Friday, November 28, 2008
Sunday night (November 30), right after sunset, take a few minutes to view the new crescent Moon approaching Venus and Jupiter in the southwestern sky.
Use your fist held at arm's length to measure the angular distance from the Moon up to Venus (the brighter and lower of the 2 planets)- your fist at arm's length is 10 degrees wide. Here's a Stellarium view of what you'll see - the red line is the plane of the ecliptic.
On the evening of 12/1 (Monday night), the Moon will have moved eastward to a position just to the east of Venus. Using your fist again, estimate how far past Venus the Moon is, and add that measurement to last night's to estimate how far eastward among the stars the Moon has moved in the last 24 hours.

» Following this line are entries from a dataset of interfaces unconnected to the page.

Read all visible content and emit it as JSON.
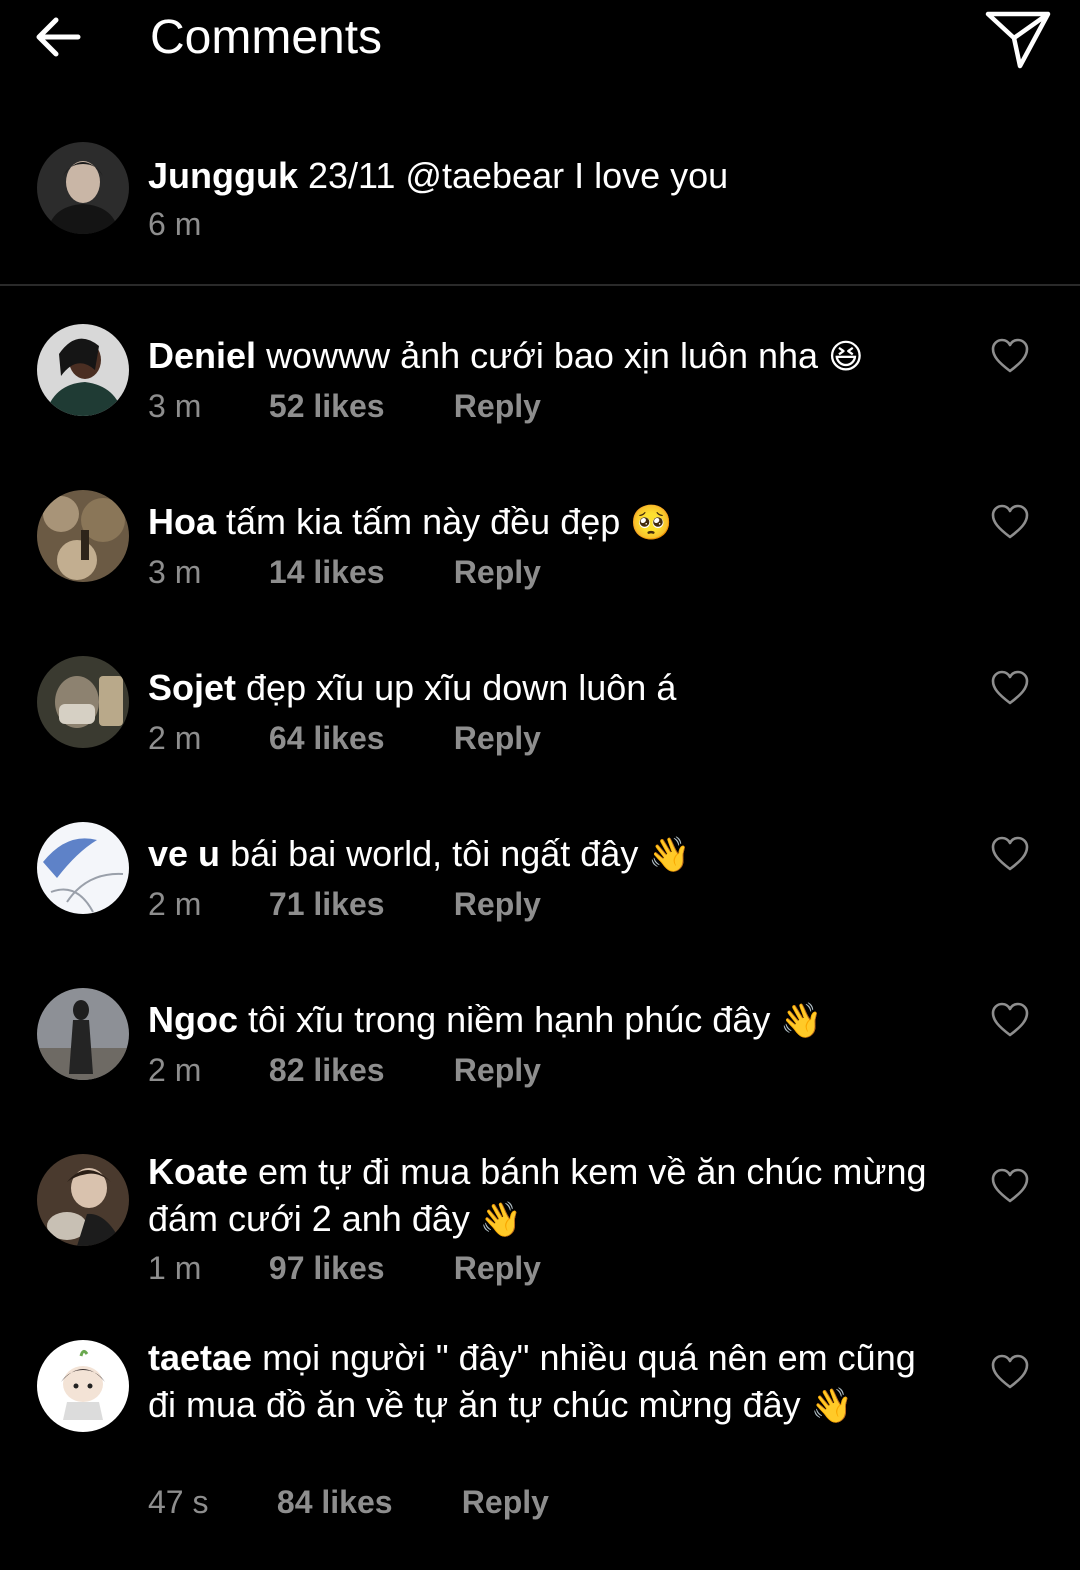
{
  "header": {
    "title": "Comments",
    "back_icon": "arrow-left-icon",
    "send_icon": "paper-plane-icon"
  },
  "caption": {
    "user": "Jungguk",
    "text": "23/11 @taebear I love you",
    "time": "6 m"
  },
  "reply_label": "Reply",
  "comments": [
    {
      "user": "Deniel",
      "text": "wowww ảnh cưới bao xịn luôn nha",
      "emoji": "😆",
      "time": "3 m",
      "likes": "52 likes"
    },
    {
      "user": "Hoa",
      "text": "tấm kia tấm này đều đẹp",
      "emoji": "🥺",
      "time": "3 m",
      "likes": "14 likes"
    },
    {
      "user": "Sojet",
      "text": "đẹp xĩu up xĩu down luôn á",
      "emoji": "",
      "time": "2 m",
      "likes": "64 likes"
    },
    {
      "user": "ve u",
      "text": "bái bai world, tôi ngất đây",
      "emoji": "👋",
      "time": "2 m",
      "likes": "71 likes"
    },
    {
      "user": "Ngoc",
      "text": "tôi xĩu trong niềm hạnh phúc đây",
      "emoji": "👋",
      "time": "2 m",
      "likes": "82 likes"
    },
    {
      "user": "Koate",
      "text": "em tự đi mua bánh kem về ăn chúc mừng đám cưới 2 anh đây",
      "emoji": "👋",
      "time": "1 m",
      "likes": "97 likes"
    },
    {
      "user": "taetae",
      "text": "mọi người \" đây\" nhiều quá nên em cũng đi mua đồ ăn về tự ăn tự chúc mừng đây",
      "emoji": "👋",
      "time": "47 s",
      "likes": "84 likes"
    }
  ],
  "colors": {
    "background": "#000000",
    "text": "#ffffff",
    "meta": "#8e8e8e",
    "divider": "#2a2a2a"
  }
}
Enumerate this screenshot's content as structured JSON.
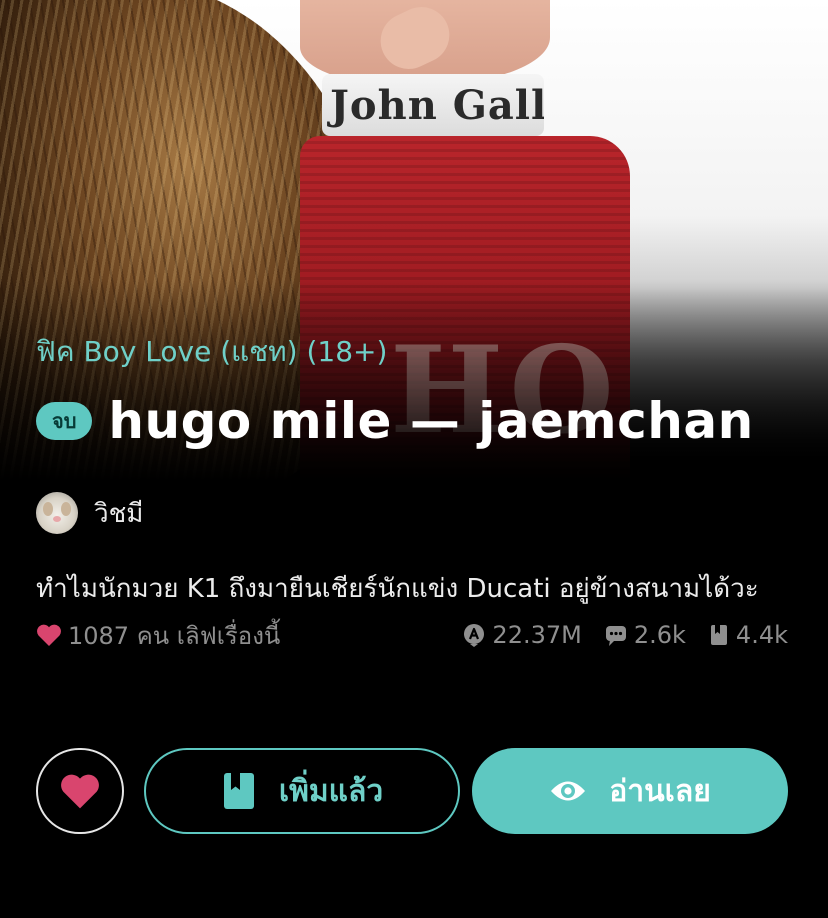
{
  "cover": {
    "waistband_text": "John Galli"
  },
  "story": {
    "category": "ฟิค Boy Love (แชท) (18+)",
    "status_badge": "จบ",
    "title": "hugo mile — jaemchan",
    "author": "วิชมี",
    "synopsis": "ทำไมนักมวย K1 ถึงมายืนเชียร์นักแข่ง Ducati อยู่ข้างสนามได้วะ"
  },
  "stats": {
    "love_count_text": "1087 คน เลิฟเรื่องนี้",
    "views": "22.37M",
    "comments": "2.6k",
    "bookmarks": "4.4k"
  },
  "actions": {
    "added_label": "เพิ่มแล้ว",
    "read_label": "อ่านเลย"
  },
  "icons": {
    "heart": "heart-icon",
    "views": "views-icon",
    "comments": "comment-icon",
    "bookmarks": "bookmark-icon",
    "added": "book-icon",
    "read": "eye-icon"
  },
  "colors": {
    "accent": "#5ec8c1",
    "accent_text": "#6fd0c8",
    "heart": "#d9456e",
    "muted": "#8f8f8f",
    "background": "#000000"
  }
}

Divide that number into 360 degrees to calculate the approximate number of days it takes the Moon to go through a cycle of phases (called the synodic period*) I'll post my results here next week.

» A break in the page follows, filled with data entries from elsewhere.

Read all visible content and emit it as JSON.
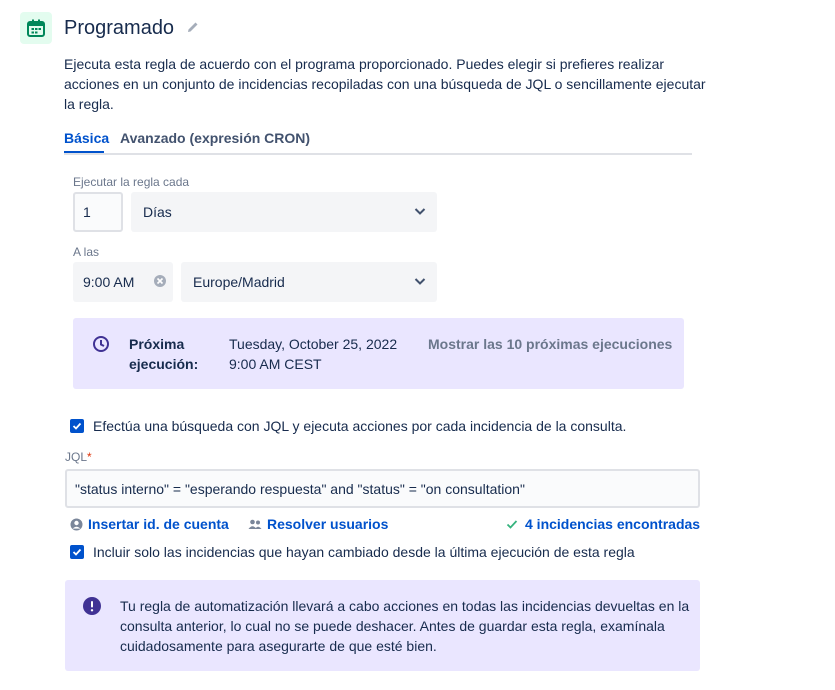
{
  "header": {
    "title": "Programado",
    "description": "Ejecuta esta regla de acuerdo con el programa proporcionado. Puedes elegir si prefieres realizar acciones en un conjunto de incidencias recopiladas con una búsqueda de JQL o sencillamente ejecutar la regla."
  },
  "tabs": [
    {
      "label": "Básica",
      "active": true
    },
    {
      "label": "Avanzado (expresión CRON)",
      "active": false
    }
  ],
  "schedule": {
    "run_label": "Ejecutar la regla cada",
    "interval_value": "1",
    "interval_unit": "Días",
    "at_label": "A las",
    "time_value": "9:00 AM",
    "timezone": "Europe/Madrid"
  },
  "next_run": {
    "label_line1": "Próxima",
    "label_line2": "ejecución:",
    "date": "Tuesday, October 25, 2022",
    "time": "9:00 AM CEST",
    "show_next_link": "Mostrar las 10 próximas ejecuciones"
  },
  "jql": {
    "checkbox_label": "Efectúa una búsqueda con JQL y ejecuta acciones por cada incidencia de la consulta.",
    "field_label": "JQL",
    "required_mark": "*",
    "query": "\"status interno\" = \"esperando respuesta\" and \"status\" = \"on consultation\"",
    "insert_account_link": "Insertar id. de cuenta",
    "resolve_users_link": "Resolver usuarios",
    "found_text": "4 incidencias encontradas",
    "only_changed_label": "Incluir solo las incidencias que hayan cambiado desde la última ejecución de esta regla"
  },
  "warning": {
    "text": "Tu regla de automatización llevará a cabo acciones en todas las incidencias devueltas en la consulta anterior, lo cual no se puede deshacer. Antes de guardar esta regla, examínala cuidadosamente para asegurarte de que esté bien."
  },
  "colors": {
    "primary": "#0052cc",
    "panel_purple": "#eae6ff",
    "icon_purple": "#403294",
    "success_green": "#36b37e",
    "trigger_green": "#00875a"
  },
  "icons": [
    "calendar-icon",
    "pencil-icon",
    "chevron-down-icon",
    "clear-icon",
    "clock-icon",
    "check-icon",
    "user-icon",
    "users-icon",
    "checkmark-icon",
    "exclamation-icon"
  ]
}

*Here's a diagram that explains the sidereal (one revolution) and synodic (one cycle of the phases) of the Moon. If you measured the Moon's eastward progress against the stars, you could calculate the sidereal period. But since Venus is moving eastward against the stars, too (with the Sun), you're really measuring the synodic period.

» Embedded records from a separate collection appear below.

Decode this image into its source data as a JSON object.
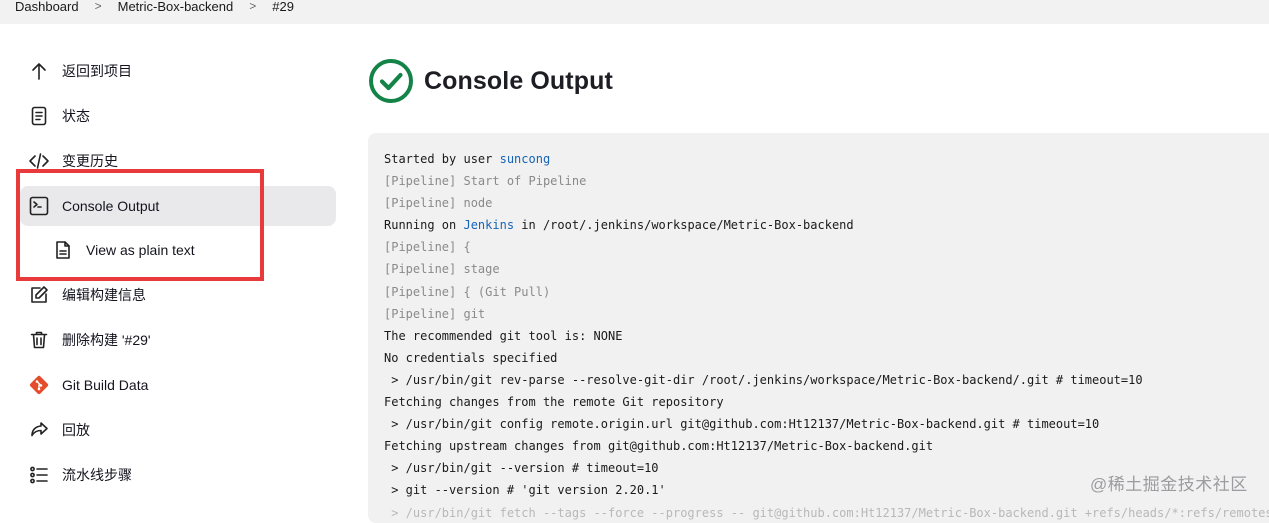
{
  "breadcrumb": {
    "items": [
      "Dashboard",
      "Metric-Box-backend",
      "#29"
    ],
    "separator": ">"
  },
  "sidebar": {
    "items": [
      {
        "label": "返回到项目",
        "icon": "arrow-up-icon"
      },
      {
        "label": "状态",
        "icon": "document-icon"
      },
      {
        "label": "变更历史",
        "icon": "code-icon"
      },
      {
        "label": "Console Output",
        "icon": "terminal-icon",
        "active": true
      },
      {
        "label": "View as plain text",
        "icon": "file-icon"
      },
      {
        "label": "编辑构建信息",
        "icon": "edit-icon"
      },
      {
        "label": "删除构建 '#29'",
        "icon": "trash-icon"
      },
      {
        "label": "Git Build Data",
        "icon": "git-icon"
      },
      {
        "label": "回放",
        "icon": "replay-icon"
      },
      {
        "label": "流水线步骤",
        "icon": "steps-list-icon"
      }
    ]
  },
  "main": {
    "title": "Console Output",
    "status_icon": "success-check-icon",
    "console": {
      "lines": [
        {
          "pre": "Started by user ",
          "link": "suncong",
          "post": "",
          "kind": "normal"
        },
        {
          "text": "[Pipeline] Start of Pipeline",
          "kind": "pipe"
        },
        {
          "text": "[Pipeline] node",
          "kind": "pipe"
        },
        {
          "pre": "Running on ",
          "link": "Jenkins",
          "post": " in /root/.jenkins/workspace/Metric-Box-backend",
          "kind": "normal"
        },
        {
          "text": "[Pipeline] {",
          "kind": "pipe"
        },
        {
          "text": "[Pipeline] stage",
          "kind": "pipe"
        },
        {
          "text": "[Pipeline] { (Git Pull)",
          "kind": "pipe"
        },
        {
          "text": "[Pipeline] git",
          "kind": "pipe"
        },
        {
          "text": "The recommended git tool is: NONE",
          "kind": "normal"
        },
        {
          "text": "No credentials specified",
          "kind": "normal"
        },
        {
          "text": " > /usr/bin/git rev-parse --resolve-git-dir /root/.jenkins/workspace/Metric-Box-backend/.git # timeout=10",
          "kind": "normal"
        },
        {
          "text": "Fetching changes from the remote Git repository",
          "kind": "normal"
        },
        {
          "text": " > /usr/bin/git config remote.origin.url git@github.com:Ht12137/Metric-Box-backend.git # timeout=10",
          "kind": "normal"
        },
        {
          "text": "Fetching upstream changes from git@github.com:Ht12137/Metric-Box-backend.git",
          "kind": "normal"
        },
        {
          "text": " > /usr/bin/git --version # timeout=10",
          "kind": "normal"
        },
        {
          "text": " > git --version # 'git version 2.20.1'",
          "kind": "normal"
        },
        {
          "text": " > /usr/bin/git fetch --tags --force --progress -- git@github.com:Ht12137/Metric-Box-backend.git +refs/heads/*:refs/remotes/origin/*",
          "kind": "cut"
        }
      ]
    }
  },
  "watermark": "@稀土掘金技术社区",
  "colors": {
    "success": "#138347",
    "link": "#1763b5",
    "highlight_border": "#e8393b",
    "git_icon": "#e44c2c"
  }
}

Now take a look at this LA Times article, and pay close attention to the image. Can you tell what's wrong? Can you explain how it might have happened?